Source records
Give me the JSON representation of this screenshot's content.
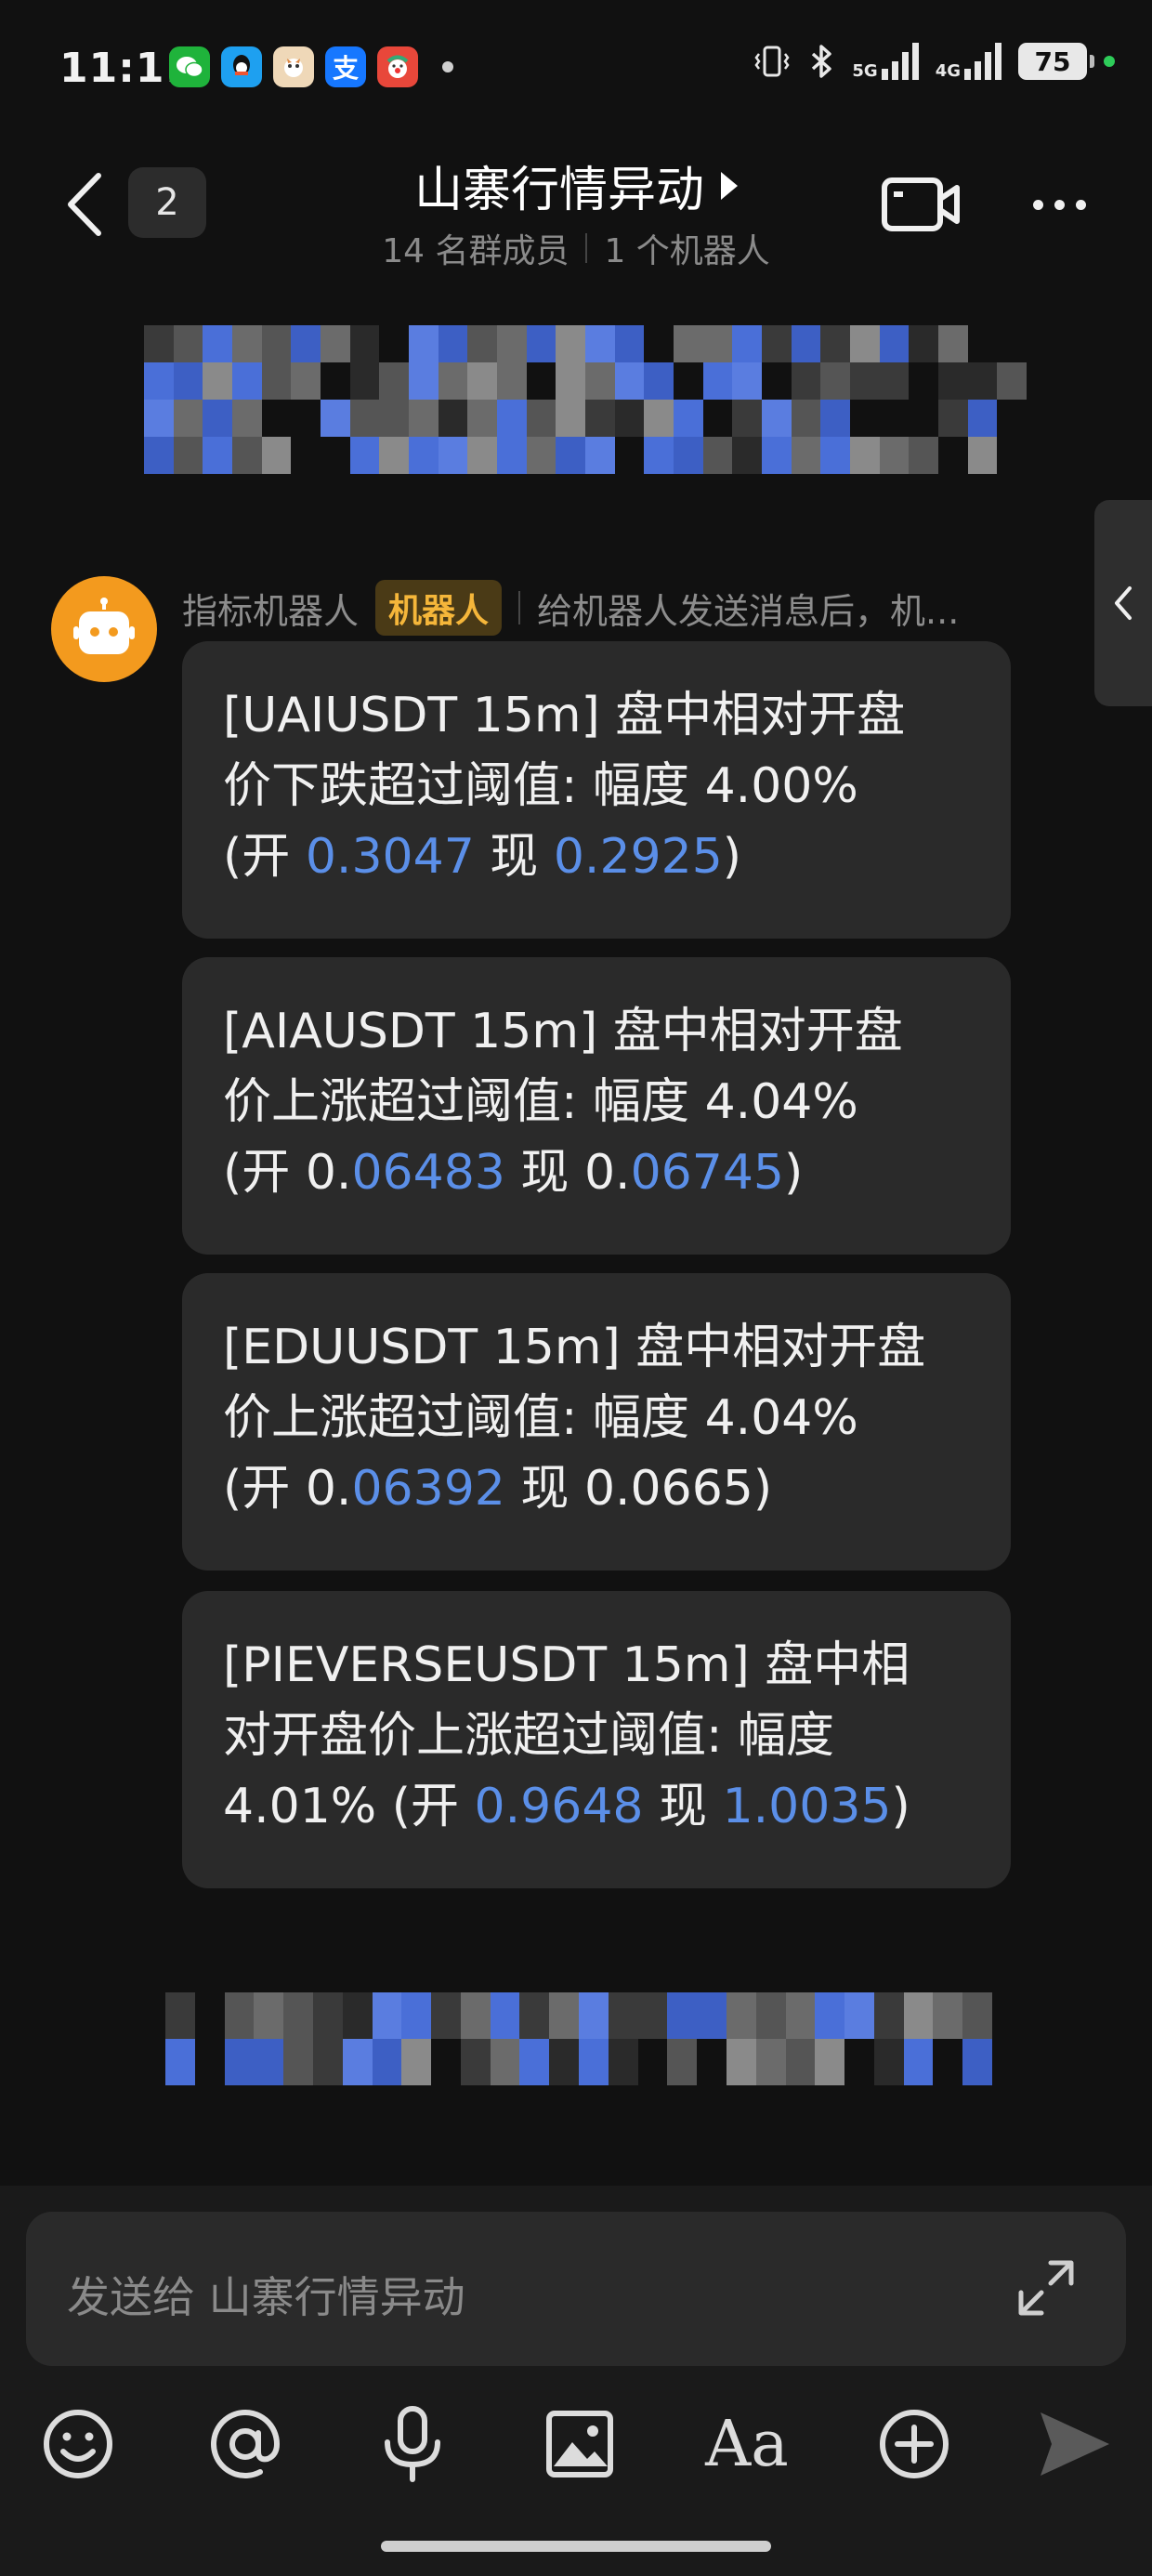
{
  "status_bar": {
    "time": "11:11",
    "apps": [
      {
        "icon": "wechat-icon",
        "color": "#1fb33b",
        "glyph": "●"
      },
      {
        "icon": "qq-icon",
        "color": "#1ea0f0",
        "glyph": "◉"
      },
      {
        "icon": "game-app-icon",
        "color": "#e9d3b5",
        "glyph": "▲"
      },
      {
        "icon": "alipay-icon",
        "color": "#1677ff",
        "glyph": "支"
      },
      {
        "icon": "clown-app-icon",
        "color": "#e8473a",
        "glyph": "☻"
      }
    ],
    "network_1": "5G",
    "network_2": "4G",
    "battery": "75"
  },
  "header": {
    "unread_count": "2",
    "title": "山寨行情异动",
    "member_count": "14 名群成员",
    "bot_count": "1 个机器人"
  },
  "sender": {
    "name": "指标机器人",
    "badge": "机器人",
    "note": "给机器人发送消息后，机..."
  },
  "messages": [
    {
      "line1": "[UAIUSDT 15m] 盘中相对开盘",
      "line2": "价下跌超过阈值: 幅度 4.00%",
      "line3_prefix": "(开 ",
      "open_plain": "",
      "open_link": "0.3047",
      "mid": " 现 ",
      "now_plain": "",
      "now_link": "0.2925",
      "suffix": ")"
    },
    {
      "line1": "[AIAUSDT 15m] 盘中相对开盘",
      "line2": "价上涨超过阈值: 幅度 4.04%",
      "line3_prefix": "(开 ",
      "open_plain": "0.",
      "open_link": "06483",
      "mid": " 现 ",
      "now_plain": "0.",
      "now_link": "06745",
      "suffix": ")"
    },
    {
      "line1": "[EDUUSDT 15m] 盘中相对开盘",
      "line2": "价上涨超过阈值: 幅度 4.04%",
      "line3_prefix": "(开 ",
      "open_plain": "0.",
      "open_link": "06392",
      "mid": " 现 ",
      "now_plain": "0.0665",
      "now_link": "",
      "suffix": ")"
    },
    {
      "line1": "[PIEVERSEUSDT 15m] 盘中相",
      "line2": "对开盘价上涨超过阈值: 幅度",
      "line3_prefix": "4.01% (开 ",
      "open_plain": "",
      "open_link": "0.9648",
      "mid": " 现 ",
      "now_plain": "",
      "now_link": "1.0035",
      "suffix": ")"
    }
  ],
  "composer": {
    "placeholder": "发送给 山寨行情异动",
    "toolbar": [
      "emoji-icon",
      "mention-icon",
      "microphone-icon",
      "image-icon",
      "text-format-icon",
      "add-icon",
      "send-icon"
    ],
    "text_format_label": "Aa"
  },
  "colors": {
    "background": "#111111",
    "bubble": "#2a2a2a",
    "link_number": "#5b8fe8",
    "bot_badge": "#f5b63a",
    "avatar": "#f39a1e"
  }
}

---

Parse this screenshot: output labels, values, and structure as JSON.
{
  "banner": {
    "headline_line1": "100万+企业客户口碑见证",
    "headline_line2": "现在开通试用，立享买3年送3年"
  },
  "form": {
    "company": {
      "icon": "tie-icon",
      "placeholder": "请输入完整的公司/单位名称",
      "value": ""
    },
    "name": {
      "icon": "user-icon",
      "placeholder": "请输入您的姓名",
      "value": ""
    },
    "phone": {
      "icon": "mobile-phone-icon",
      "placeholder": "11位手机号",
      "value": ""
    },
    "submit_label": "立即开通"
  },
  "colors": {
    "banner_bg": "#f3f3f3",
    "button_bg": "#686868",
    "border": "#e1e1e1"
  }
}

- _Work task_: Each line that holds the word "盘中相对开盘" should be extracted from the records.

- _Response_:
      "line1": "[UAIUSDT 15m] 盘中相对开盘",
      "line1": "[AIAUSDT 15m] 盘中相对开盘",
      "line1": "[EDUUSDT 15m] 盘中相对开盘",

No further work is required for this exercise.